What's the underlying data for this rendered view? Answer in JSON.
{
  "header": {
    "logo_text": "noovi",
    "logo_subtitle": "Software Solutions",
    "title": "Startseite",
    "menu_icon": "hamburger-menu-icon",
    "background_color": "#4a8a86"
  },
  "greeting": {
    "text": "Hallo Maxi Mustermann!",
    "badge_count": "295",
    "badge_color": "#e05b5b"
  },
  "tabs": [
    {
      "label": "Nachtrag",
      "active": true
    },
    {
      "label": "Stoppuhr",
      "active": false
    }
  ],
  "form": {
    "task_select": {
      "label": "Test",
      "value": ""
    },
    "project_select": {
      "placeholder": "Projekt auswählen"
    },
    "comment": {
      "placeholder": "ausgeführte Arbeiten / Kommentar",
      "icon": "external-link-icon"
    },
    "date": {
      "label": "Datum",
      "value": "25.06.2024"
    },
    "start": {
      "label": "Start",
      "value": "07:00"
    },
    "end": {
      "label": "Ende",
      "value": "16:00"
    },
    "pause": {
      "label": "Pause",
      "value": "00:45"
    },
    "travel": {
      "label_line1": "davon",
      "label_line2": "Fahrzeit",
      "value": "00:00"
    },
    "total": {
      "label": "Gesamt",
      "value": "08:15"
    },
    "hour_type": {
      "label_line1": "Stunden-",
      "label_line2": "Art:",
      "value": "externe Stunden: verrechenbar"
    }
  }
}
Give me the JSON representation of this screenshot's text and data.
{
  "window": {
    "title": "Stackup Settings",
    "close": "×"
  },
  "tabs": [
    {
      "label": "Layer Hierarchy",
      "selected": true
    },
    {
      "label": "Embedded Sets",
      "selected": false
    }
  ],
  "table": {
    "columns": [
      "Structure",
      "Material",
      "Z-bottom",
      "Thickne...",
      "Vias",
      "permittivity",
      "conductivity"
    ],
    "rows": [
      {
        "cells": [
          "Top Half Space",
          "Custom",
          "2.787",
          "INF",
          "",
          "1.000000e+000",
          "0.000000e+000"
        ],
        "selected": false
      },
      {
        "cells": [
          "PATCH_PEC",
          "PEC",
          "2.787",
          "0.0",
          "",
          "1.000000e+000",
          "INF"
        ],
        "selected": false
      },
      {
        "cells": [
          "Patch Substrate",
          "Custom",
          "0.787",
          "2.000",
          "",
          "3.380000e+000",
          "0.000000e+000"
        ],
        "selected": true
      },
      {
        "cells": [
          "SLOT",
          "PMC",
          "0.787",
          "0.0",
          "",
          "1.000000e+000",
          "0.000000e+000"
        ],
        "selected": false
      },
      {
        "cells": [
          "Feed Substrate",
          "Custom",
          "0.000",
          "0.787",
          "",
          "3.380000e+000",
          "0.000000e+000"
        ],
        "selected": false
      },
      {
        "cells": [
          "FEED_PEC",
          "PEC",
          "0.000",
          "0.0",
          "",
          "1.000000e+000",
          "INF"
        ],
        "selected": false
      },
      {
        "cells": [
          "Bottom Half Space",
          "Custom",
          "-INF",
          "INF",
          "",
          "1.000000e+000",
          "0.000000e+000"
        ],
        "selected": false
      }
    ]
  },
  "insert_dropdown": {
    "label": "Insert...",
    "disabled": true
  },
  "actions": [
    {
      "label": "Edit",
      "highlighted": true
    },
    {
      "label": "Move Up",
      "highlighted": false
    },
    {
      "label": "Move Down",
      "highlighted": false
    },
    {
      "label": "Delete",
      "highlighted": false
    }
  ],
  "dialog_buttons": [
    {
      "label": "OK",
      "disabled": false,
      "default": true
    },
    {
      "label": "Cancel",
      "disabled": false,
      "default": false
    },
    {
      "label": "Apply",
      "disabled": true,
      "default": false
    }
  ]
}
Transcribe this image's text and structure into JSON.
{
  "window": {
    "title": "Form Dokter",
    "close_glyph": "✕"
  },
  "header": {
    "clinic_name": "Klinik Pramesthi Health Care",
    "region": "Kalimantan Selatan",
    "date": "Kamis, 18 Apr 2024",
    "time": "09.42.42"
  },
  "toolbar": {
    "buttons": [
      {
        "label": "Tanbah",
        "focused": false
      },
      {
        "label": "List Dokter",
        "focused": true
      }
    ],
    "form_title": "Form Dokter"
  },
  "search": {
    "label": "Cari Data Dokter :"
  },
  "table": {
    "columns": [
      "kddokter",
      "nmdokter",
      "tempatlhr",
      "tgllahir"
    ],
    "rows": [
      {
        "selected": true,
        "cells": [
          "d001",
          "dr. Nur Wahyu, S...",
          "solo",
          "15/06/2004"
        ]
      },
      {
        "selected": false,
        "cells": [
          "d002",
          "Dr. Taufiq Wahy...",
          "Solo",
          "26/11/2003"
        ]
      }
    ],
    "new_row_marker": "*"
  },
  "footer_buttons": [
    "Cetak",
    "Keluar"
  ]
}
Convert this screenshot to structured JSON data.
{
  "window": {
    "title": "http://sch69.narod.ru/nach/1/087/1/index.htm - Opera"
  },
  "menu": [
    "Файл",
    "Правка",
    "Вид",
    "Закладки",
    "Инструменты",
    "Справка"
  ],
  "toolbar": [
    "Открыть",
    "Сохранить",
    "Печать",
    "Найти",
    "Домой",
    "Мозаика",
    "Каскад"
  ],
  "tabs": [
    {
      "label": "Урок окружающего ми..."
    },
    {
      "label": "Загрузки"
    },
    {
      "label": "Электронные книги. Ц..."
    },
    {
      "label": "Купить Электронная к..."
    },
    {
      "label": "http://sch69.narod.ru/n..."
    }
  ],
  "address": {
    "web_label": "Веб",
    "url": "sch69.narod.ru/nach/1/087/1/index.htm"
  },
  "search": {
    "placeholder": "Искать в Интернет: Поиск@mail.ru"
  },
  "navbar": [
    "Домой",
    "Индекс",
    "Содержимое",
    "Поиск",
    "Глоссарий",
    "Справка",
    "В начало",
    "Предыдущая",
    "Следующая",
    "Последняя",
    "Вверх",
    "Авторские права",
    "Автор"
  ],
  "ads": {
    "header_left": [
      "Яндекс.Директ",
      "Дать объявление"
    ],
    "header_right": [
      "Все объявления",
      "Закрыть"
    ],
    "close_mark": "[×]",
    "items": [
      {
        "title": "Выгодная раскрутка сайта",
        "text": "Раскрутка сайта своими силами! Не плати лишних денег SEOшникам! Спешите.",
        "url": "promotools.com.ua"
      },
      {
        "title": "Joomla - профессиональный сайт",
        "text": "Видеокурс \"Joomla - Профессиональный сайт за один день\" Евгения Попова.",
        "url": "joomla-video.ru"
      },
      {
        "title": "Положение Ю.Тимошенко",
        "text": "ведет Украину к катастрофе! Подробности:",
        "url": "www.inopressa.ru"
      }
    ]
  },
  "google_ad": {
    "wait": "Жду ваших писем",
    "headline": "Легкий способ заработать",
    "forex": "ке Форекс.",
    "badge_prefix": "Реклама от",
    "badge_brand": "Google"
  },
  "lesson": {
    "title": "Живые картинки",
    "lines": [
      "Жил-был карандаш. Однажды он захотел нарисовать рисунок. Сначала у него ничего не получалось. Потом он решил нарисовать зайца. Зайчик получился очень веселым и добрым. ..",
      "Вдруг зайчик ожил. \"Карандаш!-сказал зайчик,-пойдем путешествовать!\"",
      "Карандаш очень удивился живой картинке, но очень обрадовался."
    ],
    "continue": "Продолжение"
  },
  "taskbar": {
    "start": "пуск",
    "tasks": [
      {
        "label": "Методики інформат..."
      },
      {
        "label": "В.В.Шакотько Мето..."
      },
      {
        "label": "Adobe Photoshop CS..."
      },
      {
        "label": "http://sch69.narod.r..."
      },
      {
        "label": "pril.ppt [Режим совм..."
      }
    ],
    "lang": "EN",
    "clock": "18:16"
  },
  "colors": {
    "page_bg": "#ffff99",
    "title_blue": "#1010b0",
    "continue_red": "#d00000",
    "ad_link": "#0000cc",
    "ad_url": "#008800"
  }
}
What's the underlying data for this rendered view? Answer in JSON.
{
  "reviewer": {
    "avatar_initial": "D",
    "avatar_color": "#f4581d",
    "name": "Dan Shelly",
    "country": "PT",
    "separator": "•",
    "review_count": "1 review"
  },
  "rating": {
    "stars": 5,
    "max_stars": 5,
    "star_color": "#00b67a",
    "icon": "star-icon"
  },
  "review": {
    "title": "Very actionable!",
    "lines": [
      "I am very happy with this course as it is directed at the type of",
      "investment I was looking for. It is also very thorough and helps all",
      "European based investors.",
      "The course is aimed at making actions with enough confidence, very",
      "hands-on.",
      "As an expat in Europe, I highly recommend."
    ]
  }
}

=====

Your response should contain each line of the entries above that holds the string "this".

What's the underlying data for this rendered view? Answer in JSON.
Give me the JSON representation of this screenshot's text and data.
Transcribe this image's text and structure into JSON.
Convert this screenshot to structured JSON data.
What's the underlying data for this rendered view? Answer in JSON.
      "I am very happy with this course as it is directed at the type of",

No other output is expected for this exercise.